[Saved data entries]
<<<<

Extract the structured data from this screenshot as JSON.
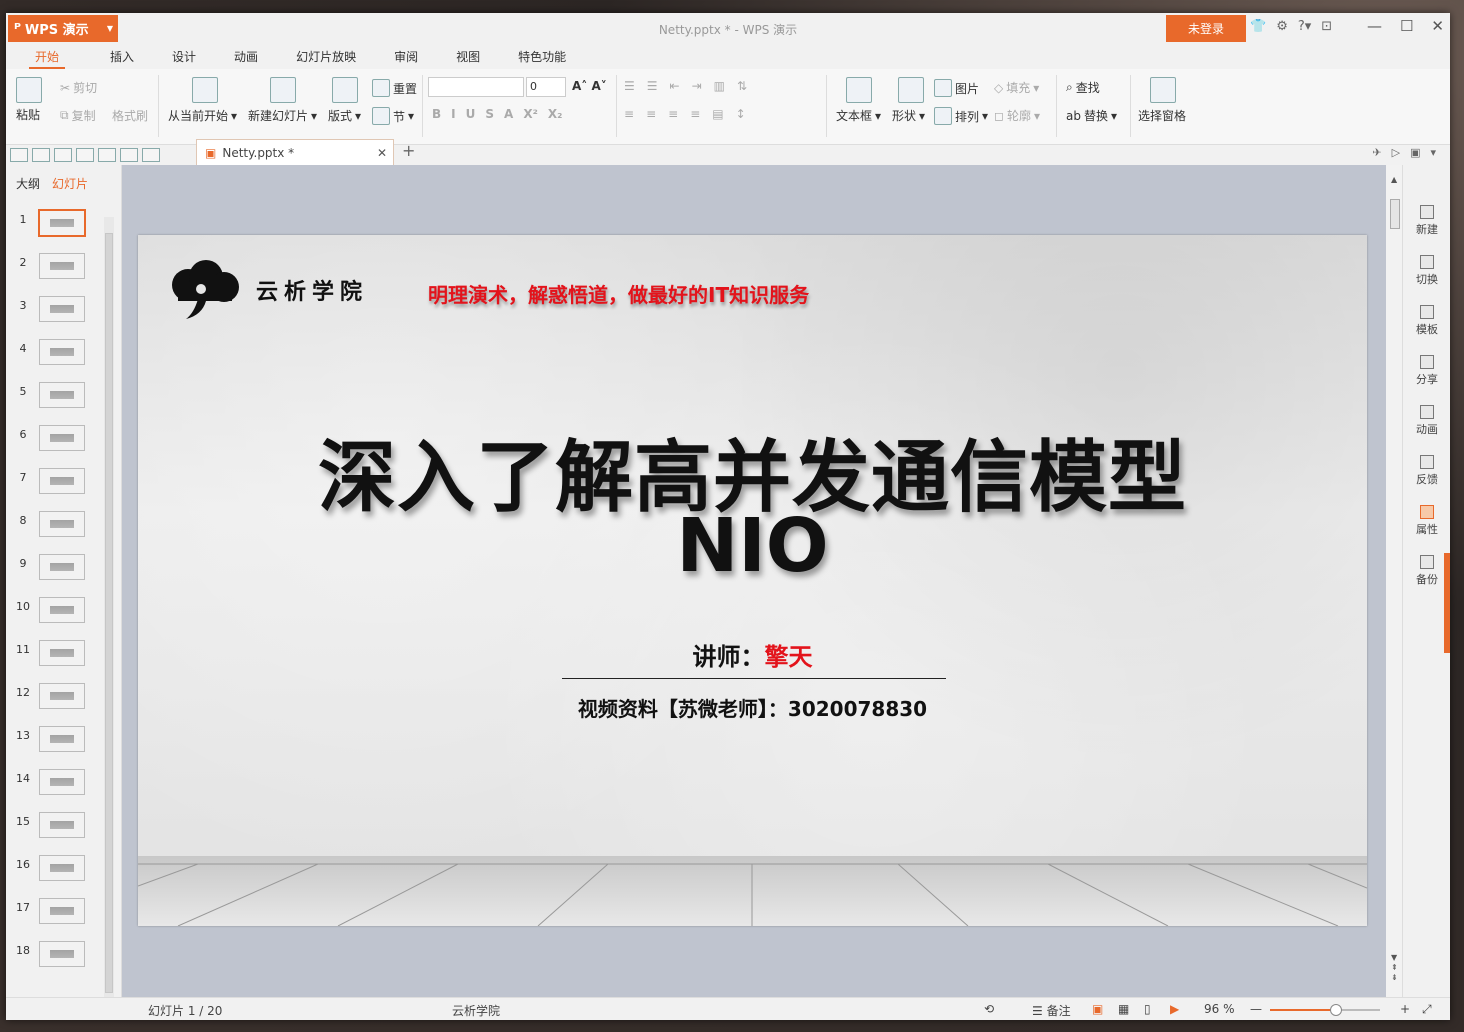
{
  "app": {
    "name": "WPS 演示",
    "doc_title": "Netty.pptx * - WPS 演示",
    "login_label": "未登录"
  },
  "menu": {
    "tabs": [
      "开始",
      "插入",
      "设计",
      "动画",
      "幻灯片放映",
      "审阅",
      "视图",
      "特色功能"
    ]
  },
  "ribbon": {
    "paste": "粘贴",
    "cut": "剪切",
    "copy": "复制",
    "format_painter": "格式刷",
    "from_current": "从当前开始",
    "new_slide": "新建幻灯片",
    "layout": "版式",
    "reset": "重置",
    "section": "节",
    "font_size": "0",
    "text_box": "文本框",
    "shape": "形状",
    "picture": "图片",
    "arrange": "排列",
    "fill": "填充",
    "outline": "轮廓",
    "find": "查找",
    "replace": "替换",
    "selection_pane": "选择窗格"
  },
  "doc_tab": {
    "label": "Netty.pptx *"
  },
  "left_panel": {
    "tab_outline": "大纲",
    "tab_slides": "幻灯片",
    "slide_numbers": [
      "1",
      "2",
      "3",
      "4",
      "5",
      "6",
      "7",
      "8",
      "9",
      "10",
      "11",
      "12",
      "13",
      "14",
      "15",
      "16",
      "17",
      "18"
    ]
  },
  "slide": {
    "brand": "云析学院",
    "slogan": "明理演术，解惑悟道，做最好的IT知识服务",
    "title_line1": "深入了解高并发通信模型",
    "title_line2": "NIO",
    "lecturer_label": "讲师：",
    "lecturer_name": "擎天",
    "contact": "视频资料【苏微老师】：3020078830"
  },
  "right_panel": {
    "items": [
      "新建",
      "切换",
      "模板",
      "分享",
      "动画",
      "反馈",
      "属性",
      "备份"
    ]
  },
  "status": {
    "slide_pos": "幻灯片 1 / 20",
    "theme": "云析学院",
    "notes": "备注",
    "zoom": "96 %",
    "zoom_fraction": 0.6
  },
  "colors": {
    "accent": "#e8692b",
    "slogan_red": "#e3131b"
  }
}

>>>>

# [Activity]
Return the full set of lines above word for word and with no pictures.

# [Solution]
Extract the structured data from this screenshot as JSON.
{
  "app": {
    "name": "WPS 演示",
    "doc_title": "Netty.pptx * - WPS 演示",
    "login_label": "未登录"
  },
  "menu": {
    "tabs": [
      "开始",
      "插入",
      "设计",
      "动画",
      "幻灯片放映",
      "审阅",
      "视图",
      "特色功能"
    ]
  },
  "ribbon": {
    "paste": "粘贴",
    "cut": "剪切",
    "copy": "复制",
    "format_painter": "格式刷",
    "from_current": "从当前开始",
    "new_slide": "新建幻灯片",
    "layout": "版式",
    "reset": "重置",
    "section": "节",
    "font_size": "0",
    "text_box": "文本框",
    "shape": "形状",
    "picture": "图片",
    "arrange": "排列",
    "fill": "填充",
    "outline": "轮廓",
    "find": "查找",
    "replace": "替换",
    "selection_pane": "选择窗格"
  },
  "doc_tab": {
    "label": "Netty.pptx *"
  },
  "left_panel": {
    "tab_outline": "大纲",
    "tab_slides": "幻灯片",
    "slide_numbers": [
      "1",
      "2",
      "3",
      "4",
      "5",
      "6",
      "7",
      "8",
      "9",
      "10",
      "11",
      "12",
      "13",
      "14",
      "15",
      "16",
      "17",
      "18"
    ]
  },
  "slide": {
    "brand": "云析学院",
    "slogan": "明理演术，解惑悟道，做最好的IT知识服务",
    "title_line1": "深入了解高并发通信模型",
    "title_line2": "NIO",
    "lecturer_label": "讲师：",
    "lecturer_name": "擎天",
    "contact": "视频资料【苏微老师】：3020078830"
  },
  "right_panel": {
    "items": [
      "新建",
      "切换",
      "模板",
      "分享",
      "动画",
      "反馈",
      "属性",
      "备份"
    ]
  },
  "status": {
    "slide_pos": "幻灯片 1 / 20",
    "theme": "云析学院",
    "notes": "备注",
    "zoom": "96 %",
    "zoom_fraction": 0.6
  },
  "colors": {
    "accent": "#e8692b",
    "slogan_red": "#e3131b"
  }
}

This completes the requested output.